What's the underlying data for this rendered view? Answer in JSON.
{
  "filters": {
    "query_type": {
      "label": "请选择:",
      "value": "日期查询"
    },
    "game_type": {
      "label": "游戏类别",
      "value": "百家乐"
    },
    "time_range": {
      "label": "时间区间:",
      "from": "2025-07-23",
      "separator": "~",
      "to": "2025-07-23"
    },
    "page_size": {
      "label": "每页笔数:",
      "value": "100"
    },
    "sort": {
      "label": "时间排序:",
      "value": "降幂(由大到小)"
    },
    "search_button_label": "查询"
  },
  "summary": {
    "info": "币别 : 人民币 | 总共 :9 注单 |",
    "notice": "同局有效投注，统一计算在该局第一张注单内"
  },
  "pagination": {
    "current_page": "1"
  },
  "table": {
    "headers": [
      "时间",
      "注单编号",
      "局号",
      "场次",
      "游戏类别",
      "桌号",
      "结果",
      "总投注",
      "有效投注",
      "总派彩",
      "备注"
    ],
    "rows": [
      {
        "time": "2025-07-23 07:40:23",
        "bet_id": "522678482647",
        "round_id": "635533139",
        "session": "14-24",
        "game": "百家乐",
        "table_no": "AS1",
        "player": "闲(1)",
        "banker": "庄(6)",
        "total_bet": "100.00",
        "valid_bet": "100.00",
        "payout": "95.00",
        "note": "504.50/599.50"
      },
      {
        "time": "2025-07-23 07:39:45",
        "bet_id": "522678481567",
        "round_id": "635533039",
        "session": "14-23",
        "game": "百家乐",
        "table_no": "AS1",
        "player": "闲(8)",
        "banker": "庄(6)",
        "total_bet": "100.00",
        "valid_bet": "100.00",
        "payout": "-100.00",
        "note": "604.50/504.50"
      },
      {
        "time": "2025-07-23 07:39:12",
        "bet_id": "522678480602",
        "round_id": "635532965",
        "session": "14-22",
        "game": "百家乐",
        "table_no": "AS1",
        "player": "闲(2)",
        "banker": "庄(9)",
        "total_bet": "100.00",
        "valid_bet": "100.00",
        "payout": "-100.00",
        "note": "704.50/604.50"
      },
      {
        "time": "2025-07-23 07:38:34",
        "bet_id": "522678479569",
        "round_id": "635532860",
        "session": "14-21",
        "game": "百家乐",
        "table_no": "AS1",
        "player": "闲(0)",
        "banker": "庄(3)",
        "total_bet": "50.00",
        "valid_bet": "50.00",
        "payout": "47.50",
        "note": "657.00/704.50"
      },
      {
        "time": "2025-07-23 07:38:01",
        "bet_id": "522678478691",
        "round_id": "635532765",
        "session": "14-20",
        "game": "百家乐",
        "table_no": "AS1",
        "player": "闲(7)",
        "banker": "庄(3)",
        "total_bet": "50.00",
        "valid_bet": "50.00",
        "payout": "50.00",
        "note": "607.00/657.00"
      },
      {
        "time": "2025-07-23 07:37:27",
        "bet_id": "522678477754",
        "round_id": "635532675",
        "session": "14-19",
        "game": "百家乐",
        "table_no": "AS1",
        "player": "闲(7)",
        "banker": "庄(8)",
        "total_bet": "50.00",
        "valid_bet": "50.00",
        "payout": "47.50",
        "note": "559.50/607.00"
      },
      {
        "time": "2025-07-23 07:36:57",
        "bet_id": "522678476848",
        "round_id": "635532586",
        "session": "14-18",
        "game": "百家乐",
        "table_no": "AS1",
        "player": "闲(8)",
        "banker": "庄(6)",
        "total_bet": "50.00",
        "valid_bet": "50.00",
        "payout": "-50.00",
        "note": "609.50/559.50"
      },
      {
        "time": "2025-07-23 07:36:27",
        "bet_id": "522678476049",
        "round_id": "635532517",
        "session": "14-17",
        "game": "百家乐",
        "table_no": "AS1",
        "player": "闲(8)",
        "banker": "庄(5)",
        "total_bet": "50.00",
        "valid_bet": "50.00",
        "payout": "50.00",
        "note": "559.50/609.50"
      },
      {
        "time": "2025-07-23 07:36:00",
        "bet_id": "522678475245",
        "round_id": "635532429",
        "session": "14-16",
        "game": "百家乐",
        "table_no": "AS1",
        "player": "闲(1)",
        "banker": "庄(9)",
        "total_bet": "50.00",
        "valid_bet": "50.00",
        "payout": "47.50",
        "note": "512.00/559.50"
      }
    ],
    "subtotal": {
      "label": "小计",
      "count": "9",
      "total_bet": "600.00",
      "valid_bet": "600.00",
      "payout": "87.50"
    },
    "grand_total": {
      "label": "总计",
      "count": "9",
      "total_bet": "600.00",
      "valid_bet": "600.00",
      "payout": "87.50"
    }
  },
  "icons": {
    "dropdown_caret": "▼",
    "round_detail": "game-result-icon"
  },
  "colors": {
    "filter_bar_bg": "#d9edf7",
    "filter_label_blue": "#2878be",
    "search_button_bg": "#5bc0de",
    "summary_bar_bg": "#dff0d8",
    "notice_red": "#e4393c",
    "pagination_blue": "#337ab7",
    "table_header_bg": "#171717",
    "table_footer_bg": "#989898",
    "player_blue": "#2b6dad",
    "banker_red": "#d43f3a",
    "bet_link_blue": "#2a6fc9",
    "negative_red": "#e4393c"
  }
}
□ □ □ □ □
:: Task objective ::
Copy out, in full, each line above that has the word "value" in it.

:: Answer space ::
      "value": "日期查询"
      "value": "百家乐"
      "value": "100"
      "value": "降幂(由大到小)"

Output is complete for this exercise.